▶ **Work instruction**: This task calls for printing every entry exactly.

▶ **Data for analysis**:

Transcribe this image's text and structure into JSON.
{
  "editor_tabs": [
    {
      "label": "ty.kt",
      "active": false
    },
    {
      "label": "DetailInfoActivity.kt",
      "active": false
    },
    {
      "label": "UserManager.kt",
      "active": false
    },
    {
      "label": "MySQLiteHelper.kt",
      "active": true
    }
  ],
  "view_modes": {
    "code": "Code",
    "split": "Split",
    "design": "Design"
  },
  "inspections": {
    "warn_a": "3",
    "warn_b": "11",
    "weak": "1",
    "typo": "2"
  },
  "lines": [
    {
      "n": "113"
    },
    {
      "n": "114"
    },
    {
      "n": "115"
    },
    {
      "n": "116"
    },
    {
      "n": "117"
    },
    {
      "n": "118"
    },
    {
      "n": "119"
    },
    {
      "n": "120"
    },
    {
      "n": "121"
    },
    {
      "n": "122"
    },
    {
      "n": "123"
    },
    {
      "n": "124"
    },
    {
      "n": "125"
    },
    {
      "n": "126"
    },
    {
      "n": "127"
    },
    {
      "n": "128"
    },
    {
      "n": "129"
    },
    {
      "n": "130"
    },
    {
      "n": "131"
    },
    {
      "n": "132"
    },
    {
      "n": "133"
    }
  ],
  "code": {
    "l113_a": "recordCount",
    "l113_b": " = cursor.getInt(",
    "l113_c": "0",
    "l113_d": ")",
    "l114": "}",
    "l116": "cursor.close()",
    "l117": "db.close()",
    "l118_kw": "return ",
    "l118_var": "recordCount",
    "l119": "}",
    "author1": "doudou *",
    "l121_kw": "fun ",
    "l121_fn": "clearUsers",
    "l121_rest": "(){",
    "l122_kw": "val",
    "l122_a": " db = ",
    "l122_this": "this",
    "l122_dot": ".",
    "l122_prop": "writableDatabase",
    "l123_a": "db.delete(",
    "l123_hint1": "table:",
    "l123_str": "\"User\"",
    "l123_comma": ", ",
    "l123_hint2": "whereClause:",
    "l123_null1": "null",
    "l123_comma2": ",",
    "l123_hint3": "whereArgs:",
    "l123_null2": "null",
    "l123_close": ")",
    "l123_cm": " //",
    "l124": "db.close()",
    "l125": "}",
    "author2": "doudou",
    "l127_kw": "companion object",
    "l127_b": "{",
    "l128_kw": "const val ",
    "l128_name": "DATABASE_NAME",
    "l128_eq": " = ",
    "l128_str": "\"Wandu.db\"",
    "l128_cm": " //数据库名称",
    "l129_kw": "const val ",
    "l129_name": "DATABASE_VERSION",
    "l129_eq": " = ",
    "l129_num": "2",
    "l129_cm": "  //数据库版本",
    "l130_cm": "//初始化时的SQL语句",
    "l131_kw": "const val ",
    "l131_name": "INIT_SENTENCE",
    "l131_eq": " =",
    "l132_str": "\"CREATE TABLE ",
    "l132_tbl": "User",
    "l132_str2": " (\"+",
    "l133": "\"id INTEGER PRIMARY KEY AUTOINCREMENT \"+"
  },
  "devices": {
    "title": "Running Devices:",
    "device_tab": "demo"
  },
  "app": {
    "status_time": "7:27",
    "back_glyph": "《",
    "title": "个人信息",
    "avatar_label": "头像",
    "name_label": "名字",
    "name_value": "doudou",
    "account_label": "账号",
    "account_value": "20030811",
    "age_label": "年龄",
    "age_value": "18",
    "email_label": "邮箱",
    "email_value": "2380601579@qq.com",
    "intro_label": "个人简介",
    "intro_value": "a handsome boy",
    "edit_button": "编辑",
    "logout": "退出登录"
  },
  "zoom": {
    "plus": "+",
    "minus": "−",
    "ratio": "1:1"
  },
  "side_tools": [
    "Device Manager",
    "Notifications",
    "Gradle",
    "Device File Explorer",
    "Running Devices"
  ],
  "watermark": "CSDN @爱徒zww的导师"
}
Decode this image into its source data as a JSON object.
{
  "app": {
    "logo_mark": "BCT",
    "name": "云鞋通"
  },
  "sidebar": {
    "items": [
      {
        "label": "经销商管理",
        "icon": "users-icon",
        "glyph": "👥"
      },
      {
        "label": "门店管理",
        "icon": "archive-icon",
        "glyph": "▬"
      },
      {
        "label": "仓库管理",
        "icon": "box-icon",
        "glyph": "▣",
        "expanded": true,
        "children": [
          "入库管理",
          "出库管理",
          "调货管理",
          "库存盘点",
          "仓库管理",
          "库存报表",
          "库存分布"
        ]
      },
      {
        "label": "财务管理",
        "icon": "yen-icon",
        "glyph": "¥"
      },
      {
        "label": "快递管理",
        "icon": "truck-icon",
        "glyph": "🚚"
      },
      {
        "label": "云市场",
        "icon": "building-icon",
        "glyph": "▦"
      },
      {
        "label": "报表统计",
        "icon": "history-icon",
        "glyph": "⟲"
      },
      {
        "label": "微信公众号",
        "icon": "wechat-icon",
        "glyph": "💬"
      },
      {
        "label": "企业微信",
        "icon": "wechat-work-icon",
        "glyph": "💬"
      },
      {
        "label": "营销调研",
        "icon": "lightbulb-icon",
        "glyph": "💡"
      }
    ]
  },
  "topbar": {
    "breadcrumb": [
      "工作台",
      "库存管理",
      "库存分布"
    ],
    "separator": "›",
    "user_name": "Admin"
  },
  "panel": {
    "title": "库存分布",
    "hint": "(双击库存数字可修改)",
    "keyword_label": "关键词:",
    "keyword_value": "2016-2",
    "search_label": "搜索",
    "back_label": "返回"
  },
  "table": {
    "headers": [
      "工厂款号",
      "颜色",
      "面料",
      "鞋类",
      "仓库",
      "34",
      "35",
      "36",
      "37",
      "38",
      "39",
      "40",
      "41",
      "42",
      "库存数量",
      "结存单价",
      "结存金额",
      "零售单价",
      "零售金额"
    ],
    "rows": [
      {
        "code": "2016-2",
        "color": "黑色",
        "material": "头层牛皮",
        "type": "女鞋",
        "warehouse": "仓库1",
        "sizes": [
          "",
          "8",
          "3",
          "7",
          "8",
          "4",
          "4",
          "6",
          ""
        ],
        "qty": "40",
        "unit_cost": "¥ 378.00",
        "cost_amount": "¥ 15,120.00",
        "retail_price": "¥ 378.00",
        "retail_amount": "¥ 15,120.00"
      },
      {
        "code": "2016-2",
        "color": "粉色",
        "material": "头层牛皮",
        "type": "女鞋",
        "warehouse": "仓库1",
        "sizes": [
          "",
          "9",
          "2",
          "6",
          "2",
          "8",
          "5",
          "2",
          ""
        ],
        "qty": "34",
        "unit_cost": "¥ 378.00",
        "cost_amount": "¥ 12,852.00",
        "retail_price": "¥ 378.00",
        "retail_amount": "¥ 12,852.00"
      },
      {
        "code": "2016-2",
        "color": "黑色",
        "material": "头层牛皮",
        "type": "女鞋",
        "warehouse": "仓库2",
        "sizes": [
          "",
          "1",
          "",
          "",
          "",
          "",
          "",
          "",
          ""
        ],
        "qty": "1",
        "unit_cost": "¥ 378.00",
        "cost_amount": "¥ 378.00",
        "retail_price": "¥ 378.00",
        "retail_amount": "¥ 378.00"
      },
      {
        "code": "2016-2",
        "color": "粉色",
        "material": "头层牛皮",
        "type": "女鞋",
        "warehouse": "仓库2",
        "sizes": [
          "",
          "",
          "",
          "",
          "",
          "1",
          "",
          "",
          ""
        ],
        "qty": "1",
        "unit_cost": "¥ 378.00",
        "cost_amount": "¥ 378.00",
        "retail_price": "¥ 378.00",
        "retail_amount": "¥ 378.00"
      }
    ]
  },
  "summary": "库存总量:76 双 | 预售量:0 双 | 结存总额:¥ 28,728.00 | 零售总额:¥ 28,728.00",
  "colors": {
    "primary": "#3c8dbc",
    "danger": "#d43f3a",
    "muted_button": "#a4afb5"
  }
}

▶ **Task answer**:
Transcribe this image's text and structure into JSON.
{
  "editor_tabs": [
    {
      "label": "ty.kt",
      "active": false
    },
    {
      "label": "DetailInfoActivity.kt",
      "active": false
    },
    {
      "label": "UserManager.kt",
      "active": false
    },
    {
      "label": "MySQLiteHelper.kt",
      "active": true
    }
  ],
  "view_modes": {
    "code": "Code",
    "split": "Split",
    "design": "Design"
  },
  "inspections": {
    "warn_a": "3",
    "warn_b": "11",
    "weak": "1",
    "typo": "2"
  },
  "lines": [
    {
      "n": "113"
    },
    {
      "n": "114"
    },
    {
      "n": "115"
    },
    {
      "n": "116"
    },
    {
      "n": "117"
    },
    {
      "n": "118"
    },
    {
      "n": "119"
    },
    {
      "n": "120"
    },
    {
      "n": "121"
    },
    {
      "n": "122"
    },
    {
      "n": "123"
    },
    {
      "n": "124"
    },
    {
      "n": "125"
    },
    {
      "n": "126"
    },
    {
      "n": "127"
    },
    {
      "n": "128"
    },
    {
      "n": "129"
    },
    {
      "n": "130"
    },
    {
      "n": "131"
    },
    {
      "n": "132"
    },
    {
      "n": "133"
    }
  ],
  "code": {
    "l113_a": "recordCount",
    "l113_b": " = cursor.getInt(",
    "l113_c": "0",
    "l113_d": ")",
    "l114": "}",
    "l116": "cursor.close()",
    "l117": "db.close()",
    "l118_kw": "return ",
    "l118_var": "recordCount",
    "l119": "}",
    "author1": "doudou *",
    "l121_kw": "fun ",
    "l121_fn": "clearUsers",
    "l121_rest": "(){",
    "l122_kw": "val",
    "l122_a": " db = ",
    "l122_this": "this",
    "l122_dot": ".",
    "l122_prop": "writableDatabase",
    "l123_a": "db.delete(",
    "l123_hint1": "table:",
    "l123_str": "\"User\"",
    "l123_comma": ", ",
    "l123_hint2": "whereClause:",
    "l123_null1": "null",
    "l123_comma2": ",",
    "l123_hint3": "whereArgs:",
    "l123_null2": "null",
    "l123_close": ")",
    "l123_cm": " //",
    "l124": "db.close()",
    "l125": "}",
    "author2": "doudou",
    "l127_kw": "companion object",
    "l127_b": "{",
    "l128_kw": "const val ",
    "l128_name": "DATABASE_NAME",
    "l128_eq": " = ",
    "l128_str": "\"Wandu.db\"",
    "l128_cm": " //数据库名称",
    "l129_kw": "const val ",
    "l129_name": "DATABASE_VERSION",
    "l129_eq": " = ",
    "l129_num": "2",
    "l129_cm": "  //数据库版本",
    "l130_cm": "//初始化时的SQL语句",
    "l131_kw": "const val ",
    "l131_name": "INIT_SENTENCE",
    "l131_eq": " =",
    "l132_str": "\"CREATE TABLE ",
    "l132_tbl": "User",
    "l132_str2": " (\"+",
    "l133": "\"id INTEGER PRIMARY KEY AUTOINCREMENT \"+"
  },
  "devices": {
    "title": "Running Devices:",
    "device_tab": "demo"
  },
  "app": {
    "status_time": "7:27",
    "back_glyph": "《",
    "title": "个人信息",
    "avatar_label": "头像",
    "name_label": "名字",
    "name_value": "doudou",
    "account_label": "账号",
    "account_value": "20030811",
    "age_label": "年龄",
    "age_value": "18",
    "email_label": "邮箱",
    "email_value": "2380601579@qq.com",
    "intro_label": "个人简介",
    "intro_value": "a handsome boy",
    "edit_button": "编辑",
    "logout": "退出登录"
  },
  "zoom": {
    "plus": "+",
    "minus": "−",
    "ratio": "1:1"
  },
  "side_tools": [
    "Device Manager",
    "Notifications",
    "Gradle",
    "Device File Explorer",
    "Running Devices"
  ],
  "watermark": "CSDN @爱徒zww的导师"
}
Decode this image into its source data as a JSON object.
{
  "app": {
    "logo_mark": "BCT",
    "name": "云鞋通"
  },
  "sidebar": {
    "items": [
      {
        "label": "经销商管理",
        "icon": "users-icon",
        "glyph": "👥"
      },
      {
        "label": "门店管理",
        "icon": "archive-icon",
        "glyph": "▬"
      },
      {
        "label": "仓库管理",
        "icon": "box-icon",
        "glyph": "▣",
        "expanded": true,
        "children": [
          "入库管理",
          "出库管理",
          "调货管理",
          "库存盘点",
          "仓库管理",
          "库存报表",
          "库存分布"
        ]
      },
      {
        "label": "财务管理",
        "icon": "yen-icon",
        "glyph": "¥"
      },
      {
        "label": "快递管理",
        "icon": "truck-icon",
        "glyph": "🚚"
      },
      {
        "label": "云市场",
        "icon": "building-icon",
        "glyph": "▦"
      },
      {
        "label": "报表统计",
        "icon": "history-icon",
        "glyph": "⟲"
      },
      {
        "label": "微信公众号",
        "icon": "wechat-icon",
        "glyph": "💬"
      },
      {
        "label": "企业微信",
        "icon": "wechat-work-icon",
        "glyph": "💬"
      },
      {
        "label": "营销调研",
        "icon": "lightbulb-icon",
        "glyph": "💡"
      }
    ]
  },
  "topbar": {
    "breadcrumb": [
      "工作台",
      "库存管理",
      "库存分布"
    ],
    "separator": "›",
    "user_name": "Admin"
  },
  "panel": {
    "title": "库存分布",
    "hint": "(双击库存数字可修改)",
    "keyword_label": "关键词:",
    "keyword_value": "2016-2",
    "search_label": "搜索",
    "back_label": "返回"
  },
  "table": {
    "headers": [
      "工厂款号",
      "颜色",
      "面料",
      "鞋类",
      "仓库",
      "34",
      "35",
      "36",
      "37",
      "38",
      "39",
      "40",
      "41",
      "42",
      "库存数量",
      "结存单价",
      "结存金额",
      "零售单价",
      "零售金额"
    ],
    "rows": [
      {
        "code": "2016-2",
        "color": "黑色",
        "material": "头层牛皮",
        "type": "女鞋",
        "warehouse": "仓库1",
        "sizes": [
          "",
          "8",
          "3",
          "7",
          "8",
          "4",
          "4",
          "6",
          ""
        ],
        "qty": "40",
        "unit_cost": "¥ 378.00",
        "cost_amount": "¥ 15,120.00",
        "retail_price": "¥ 378.00",
        "retail_amount": "¥ 15,120.00"
      },
      {
        "code": "2016-2",
        "color": "粉色",
        "material": "头层牛皮",
        "type": "女鞋",
        "warehouse": "仓库1",
        "sizes": [
          "",
          "9",
          "2",
          "6",
          "2",
          "8",
          "5",
          "2",
          ""
        ],
        "qty": "34",
        "unit_cost": "¥ 378.00",
        "cost_amount": "¥ 12,852.00",
        "retail_price": "¥ 378.00",
        "retail_amount": "¥ 12,852.00"
      },
      {
        "code": "2016-2",
        "color": "黑色",
        "material": "头层牛皮",
        "type": "女鞋",
        "warehouse": "仓库2",
        "sizes": [
          "",
          "1",
          "",
          "",
          "",
          "",
          "",
          "",
          ""
        ],
        "qty": "1",
        "unit_cost": "¥ 378.00",
        "cost_amount": "¥ 378.00",
        "retail_price": "¥ 378.00",
        "retail_amount": "¥ 378.00"
      },
      {
        "code": "2016-2",
        "color": "粉色",
        "material": "头层牛皮",
        "type": "女鞋",
        "warehouse": "仓库2",
        "sizes": [
          "",
          "",
          "",
          "",
          "",
          "1",
          "",
          "",
          ""
        ],
        "qty": "1",
        "unit_cost": "¥ 378.00",
        "cost_amount": "¥ 378.00",
        "retail_price": "¥ 378.00",
        "retail_amount": "¥ 378.00"
      }
    ]
  },
  "summary": "库存总量:76 双 | 预售量:0 双 | 结存总额:¥ 28,728.00 | 零售总额:¥ 28,728.00",
  "colors": {
    "primary": "#3c8dbc",
    "danger": "#d43f3a",
    "muted_button": "#a4afb5"
  }
}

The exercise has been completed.